According to McMahon, the headquarters was originally on the White Horse Pike opposite Basin Road, and the founding members were Placido L. Capelli, Pasquale Petrecca, Domenico Giordano, Nicholas Juliano, Rosario Miglino, Domenico Campanella, Pasquale Gazzara, Domenico Tomasco, Giuseppe Speranzo and John C. Rizzotte.
Many of those family names figure prominently in Hammonton history and are still existent in abundance in town to this day, but the society is all but forgotten, literally consigned to the pages of a history book.
It made me wonder how many other institutions and individuals, their lives and their motivations, have been lost over the years.
Recently, Robyn and I took a trip to Colestown Cemetery, just outside of Cherry Hill. (What? We like visiting cemeteries for fun.) Among its residents are names that are instantly recognizable to any Hammontonian: William Coffin, who founded Hammonton, as well as his sons, Edward Winslow Coffin—after whom Winslow Twp. is named—and John Hammond Coffin, after whom our town derives its name.
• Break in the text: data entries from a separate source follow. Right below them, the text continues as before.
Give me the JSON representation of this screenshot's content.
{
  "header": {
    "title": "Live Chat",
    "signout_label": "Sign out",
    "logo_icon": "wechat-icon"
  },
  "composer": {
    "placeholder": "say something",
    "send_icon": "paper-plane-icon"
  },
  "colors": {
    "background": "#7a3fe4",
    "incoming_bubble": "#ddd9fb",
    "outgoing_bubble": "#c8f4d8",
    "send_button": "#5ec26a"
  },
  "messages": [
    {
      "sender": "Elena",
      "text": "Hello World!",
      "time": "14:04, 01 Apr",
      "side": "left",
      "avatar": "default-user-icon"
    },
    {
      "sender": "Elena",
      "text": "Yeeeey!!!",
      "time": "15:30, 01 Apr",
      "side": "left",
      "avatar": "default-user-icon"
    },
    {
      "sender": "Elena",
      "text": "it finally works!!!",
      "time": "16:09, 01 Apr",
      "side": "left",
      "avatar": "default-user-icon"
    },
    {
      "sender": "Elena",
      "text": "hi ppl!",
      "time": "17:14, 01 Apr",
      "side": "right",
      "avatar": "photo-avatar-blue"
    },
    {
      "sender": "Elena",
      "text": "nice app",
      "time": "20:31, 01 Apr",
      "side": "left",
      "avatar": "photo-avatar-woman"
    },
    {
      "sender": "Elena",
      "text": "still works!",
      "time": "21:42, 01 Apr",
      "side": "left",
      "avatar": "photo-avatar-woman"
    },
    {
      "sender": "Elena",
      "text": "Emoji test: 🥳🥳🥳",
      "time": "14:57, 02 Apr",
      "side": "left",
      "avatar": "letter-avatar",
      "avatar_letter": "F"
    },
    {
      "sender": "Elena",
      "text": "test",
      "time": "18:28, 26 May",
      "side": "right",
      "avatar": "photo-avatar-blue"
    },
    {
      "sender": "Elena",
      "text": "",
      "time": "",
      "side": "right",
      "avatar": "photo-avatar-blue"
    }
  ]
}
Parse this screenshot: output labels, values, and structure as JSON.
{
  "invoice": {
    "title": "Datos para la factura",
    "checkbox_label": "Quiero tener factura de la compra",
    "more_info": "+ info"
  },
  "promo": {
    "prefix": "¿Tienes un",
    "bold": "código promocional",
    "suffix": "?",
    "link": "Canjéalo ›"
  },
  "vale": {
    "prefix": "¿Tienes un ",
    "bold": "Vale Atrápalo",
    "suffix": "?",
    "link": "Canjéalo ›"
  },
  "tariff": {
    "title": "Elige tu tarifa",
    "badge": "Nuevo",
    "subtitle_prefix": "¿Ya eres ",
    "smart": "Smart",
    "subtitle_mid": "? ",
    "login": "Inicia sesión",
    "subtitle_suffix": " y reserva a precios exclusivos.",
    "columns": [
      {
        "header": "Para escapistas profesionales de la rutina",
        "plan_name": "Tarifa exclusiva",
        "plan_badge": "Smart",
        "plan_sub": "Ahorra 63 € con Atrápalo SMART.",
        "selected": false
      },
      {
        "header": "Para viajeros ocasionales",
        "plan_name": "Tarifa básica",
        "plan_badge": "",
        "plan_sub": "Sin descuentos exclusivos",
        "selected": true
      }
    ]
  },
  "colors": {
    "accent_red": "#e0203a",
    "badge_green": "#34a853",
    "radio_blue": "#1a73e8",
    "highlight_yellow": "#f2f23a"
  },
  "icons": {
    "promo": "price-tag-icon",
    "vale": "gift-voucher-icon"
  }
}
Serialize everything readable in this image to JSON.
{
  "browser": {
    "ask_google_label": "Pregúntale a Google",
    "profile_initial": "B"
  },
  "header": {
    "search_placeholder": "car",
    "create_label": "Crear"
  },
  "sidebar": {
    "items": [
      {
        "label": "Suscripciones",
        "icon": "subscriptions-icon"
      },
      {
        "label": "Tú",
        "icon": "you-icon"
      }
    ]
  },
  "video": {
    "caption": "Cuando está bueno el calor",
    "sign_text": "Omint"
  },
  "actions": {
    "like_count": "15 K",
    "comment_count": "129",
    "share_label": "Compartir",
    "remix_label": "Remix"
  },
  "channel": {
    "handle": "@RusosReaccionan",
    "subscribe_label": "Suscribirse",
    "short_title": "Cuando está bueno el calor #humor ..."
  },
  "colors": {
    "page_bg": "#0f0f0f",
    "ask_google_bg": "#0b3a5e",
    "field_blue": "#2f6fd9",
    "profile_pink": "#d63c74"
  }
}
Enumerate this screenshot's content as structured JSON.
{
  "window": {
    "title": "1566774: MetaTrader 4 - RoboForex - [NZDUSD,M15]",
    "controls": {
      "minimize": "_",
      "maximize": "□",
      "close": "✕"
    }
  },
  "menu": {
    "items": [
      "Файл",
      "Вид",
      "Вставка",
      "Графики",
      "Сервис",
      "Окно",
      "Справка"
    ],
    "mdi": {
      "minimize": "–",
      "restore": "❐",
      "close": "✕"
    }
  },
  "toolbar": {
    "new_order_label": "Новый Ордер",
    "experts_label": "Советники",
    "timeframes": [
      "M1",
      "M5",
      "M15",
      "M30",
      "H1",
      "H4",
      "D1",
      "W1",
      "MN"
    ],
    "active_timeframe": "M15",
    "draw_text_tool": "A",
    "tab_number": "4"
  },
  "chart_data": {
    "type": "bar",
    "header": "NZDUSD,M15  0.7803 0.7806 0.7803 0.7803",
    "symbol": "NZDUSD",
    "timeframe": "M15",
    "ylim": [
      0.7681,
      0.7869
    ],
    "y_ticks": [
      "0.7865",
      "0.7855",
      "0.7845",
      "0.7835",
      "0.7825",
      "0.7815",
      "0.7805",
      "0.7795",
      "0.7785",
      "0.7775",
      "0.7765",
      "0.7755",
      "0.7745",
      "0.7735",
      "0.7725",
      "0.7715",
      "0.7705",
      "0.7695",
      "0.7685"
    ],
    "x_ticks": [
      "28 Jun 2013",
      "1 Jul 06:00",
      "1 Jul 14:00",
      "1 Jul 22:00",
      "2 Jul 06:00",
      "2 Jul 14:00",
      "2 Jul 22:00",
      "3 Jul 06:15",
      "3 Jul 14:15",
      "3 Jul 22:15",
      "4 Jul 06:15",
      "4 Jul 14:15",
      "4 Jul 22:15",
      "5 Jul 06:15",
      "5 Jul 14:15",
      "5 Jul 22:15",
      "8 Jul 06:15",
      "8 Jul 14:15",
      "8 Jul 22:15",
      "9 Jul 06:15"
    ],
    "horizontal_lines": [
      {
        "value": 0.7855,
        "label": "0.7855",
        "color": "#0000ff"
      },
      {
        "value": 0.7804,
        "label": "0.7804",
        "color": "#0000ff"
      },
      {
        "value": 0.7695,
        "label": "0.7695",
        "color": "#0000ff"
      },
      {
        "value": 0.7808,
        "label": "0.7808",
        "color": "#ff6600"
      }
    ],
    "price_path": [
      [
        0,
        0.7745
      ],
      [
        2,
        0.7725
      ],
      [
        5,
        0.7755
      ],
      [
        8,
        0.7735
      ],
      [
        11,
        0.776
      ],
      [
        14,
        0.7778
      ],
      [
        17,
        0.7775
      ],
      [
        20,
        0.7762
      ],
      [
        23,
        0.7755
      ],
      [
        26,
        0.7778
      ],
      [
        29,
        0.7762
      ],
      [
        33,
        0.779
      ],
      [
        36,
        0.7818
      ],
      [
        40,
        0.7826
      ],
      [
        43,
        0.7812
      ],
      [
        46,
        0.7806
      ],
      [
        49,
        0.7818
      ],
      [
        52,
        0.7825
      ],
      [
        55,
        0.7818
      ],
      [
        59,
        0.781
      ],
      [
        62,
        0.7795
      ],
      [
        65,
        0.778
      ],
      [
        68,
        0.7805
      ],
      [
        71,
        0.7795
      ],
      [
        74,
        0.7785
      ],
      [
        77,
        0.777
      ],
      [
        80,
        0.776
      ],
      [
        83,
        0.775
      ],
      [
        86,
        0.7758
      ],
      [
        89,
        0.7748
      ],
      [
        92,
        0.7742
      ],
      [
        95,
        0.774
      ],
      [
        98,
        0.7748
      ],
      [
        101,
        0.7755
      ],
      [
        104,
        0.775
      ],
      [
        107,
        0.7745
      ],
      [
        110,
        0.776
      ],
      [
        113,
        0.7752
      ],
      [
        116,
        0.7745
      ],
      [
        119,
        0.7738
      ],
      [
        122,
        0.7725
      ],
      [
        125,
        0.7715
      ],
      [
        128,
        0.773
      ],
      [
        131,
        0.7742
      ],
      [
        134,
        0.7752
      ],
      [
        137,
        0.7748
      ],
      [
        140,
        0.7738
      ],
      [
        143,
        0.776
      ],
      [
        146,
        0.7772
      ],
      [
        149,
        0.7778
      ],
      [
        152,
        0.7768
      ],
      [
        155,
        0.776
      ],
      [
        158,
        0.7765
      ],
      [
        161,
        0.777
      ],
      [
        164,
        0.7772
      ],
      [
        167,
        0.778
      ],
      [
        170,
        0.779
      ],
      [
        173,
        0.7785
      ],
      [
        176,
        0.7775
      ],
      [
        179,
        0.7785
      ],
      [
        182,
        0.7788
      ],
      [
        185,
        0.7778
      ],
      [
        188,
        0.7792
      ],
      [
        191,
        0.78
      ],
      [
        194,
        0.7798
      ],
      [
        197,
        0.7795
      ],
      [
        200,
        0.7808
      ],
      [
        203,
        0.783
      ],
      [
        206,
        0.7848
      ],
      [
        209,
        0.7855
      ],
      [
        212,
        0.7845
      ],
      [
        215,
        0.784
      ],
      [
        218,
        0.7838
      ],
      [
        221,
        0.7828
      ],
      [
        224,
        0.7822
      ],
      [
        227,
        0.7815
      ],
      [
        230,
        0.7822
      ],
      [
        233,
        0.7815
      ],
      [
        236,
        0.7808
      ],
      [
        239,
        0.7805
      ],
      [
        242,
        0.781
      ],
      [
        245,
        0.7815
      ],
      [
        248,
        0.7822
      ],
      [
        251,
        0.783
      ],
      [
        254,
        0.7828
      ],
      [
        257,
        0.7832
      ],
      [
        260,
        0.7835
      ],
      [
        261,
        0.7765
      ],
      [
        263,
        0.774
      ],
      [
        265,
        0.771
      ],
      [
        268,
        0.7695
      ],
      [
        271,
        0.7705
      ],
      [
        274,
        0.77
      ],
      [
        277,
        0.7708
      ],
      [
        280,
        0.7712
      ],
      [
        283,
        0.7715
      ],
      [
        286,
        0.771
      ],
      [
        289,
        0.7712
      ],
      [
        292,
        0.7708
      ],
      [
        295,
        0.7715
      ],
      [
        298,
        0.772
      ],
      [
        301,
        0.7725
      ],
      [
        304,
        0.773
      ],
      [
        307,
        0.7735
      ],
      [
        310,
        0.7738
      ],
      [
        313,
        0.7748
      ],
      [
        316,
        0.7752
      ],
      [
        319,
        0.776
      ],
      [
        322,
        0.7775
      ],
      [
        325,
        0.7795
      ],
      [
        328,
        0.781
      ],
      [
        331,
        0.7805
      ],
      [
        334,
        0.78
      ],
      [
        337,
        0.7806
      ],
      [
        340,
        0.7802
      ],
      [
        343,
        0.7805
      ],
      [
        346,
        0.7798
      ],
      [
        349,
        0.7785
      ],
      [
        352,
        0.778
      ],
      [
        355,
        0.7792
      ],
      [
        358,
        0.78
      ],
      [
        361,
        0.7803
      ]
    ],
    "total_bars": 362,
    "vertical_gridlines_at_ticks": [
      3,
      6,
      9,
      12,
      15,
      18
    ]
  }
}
It’s something of a mystery why they were buried so far from the towns that bore their name. William Coffin died in 1844, and the only cemetery in town at the time was a small churchyard on what is now Plymouth Road—Oak Grove Cemetery, the next oldest, wouldn’t be founded until 1860—so it makes sense as to why the Coffin family didn’t purchase plots in their settlement, but Colestown is a bit of a hike from here, especially by horse and buggy.
If any of you reading this know the answer, please email me and let me know.
We love mysteries like that. We love exploring cemeteries and learning about the people, and why they did the things they did—particularly when they figure so prominently in local lore. We love poring over old newspapers, burying our noses in books and sitting for hours in front of a microfilm machine, looking for answers that have fallen out of living memory and have remained hidden for decades.
When we find the answers—and we (and by “we” I mean “usually Robyn”) do—the feeling of satisfaction that comes with it is hard to describe. We love doing research, and we love learning about the past, especially that of the town—even though, sometimes, Robyn will sheepishly grin and say, “I know, I’m a nerd.” It’s at those times I remind her that I am right next to her, researching the same things, combing through the same cemeteries, and am every bit as excited to discover what a mysterious acronym on a tombstone from a century ago stood for.
We’ve been conditioned to learn that history is dates and events, but it is also about people and their culture. Making sure that we remember that—and remember them—is when everything old becomes new again.
Joseph F. Berenato began as a mild-mannered reporter for The Hammonton Gazette in 1997, and returned to that position in 2019 after an 18-year sabbatical, during which he farmed, taught, became a grandfather, dug graves and wrote, but never so prolifically as he has since his return. You can email him at email@example.com or find him on social media at @JFBerenato and at www.jfberenato.com.